    12/21/2018 - 12:00 Health, Mental Health
  • Year in Review

    These 2018 findings could be big news — if they turn out to be true

    Here’s our short list of discoveries reported in 2018 that could shake up science, if they hold up.

    Not so standard

    Dangling from a helium balloon high above Antarctica, the ANITA detector spied two odd signals that hint at the existence of new subatomic particles. Such extremely energetic particles, if they exist, could upend the standard model, the theory that describes the elementary...

    12/21/2018 - 11:00 Astronomy, Paleontology, Particle Physics
  • Scicurious

    This blog is dead. Long live the blog.

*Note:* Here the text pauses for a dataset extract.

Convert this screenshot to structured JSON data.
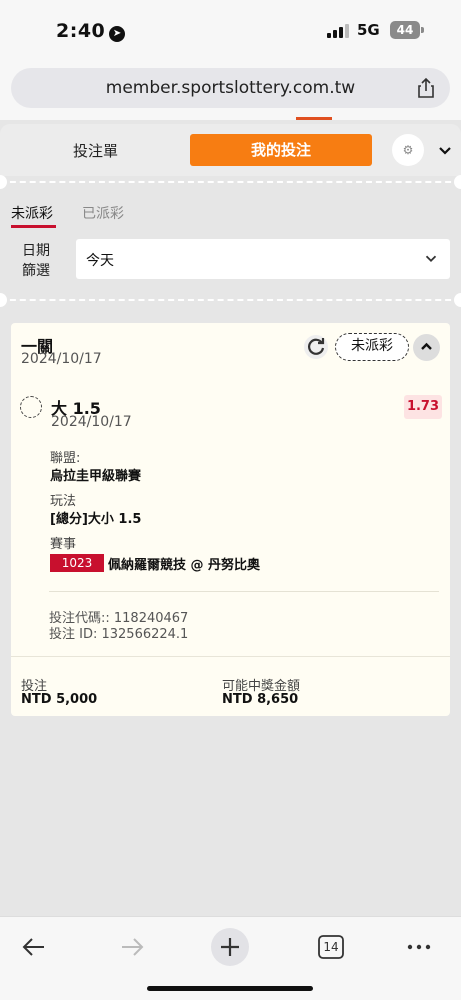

    To blog, or not to blog?

    Young scientists and aspiring writers and communicators ask me this question frequently. If they want to try their hand at science writing, science communication and science journalism, shouldn’t they start a blog? Shouldn’t they start producing content immediately? After all, the best way to learn to write is to write.

    I understand why they think starting...

    12/20/2018 - 13:00
  • Year in Review

    The #MeToo movement shook up workplace policies in science

    Science is catching up to Hollywood in coming to terms with its own #MeToo moment. In the last year or so, several high-profile scientists left their posts after investigations of sexual harassment allegations, including geneticist Francisco Ayala, cancer biologist Inder Verma and astrophysicist Christian Ott. But getting rid of the “bad actors” isn’t enough, according to a report...
    12/20/2018 - 12:14 Science & Society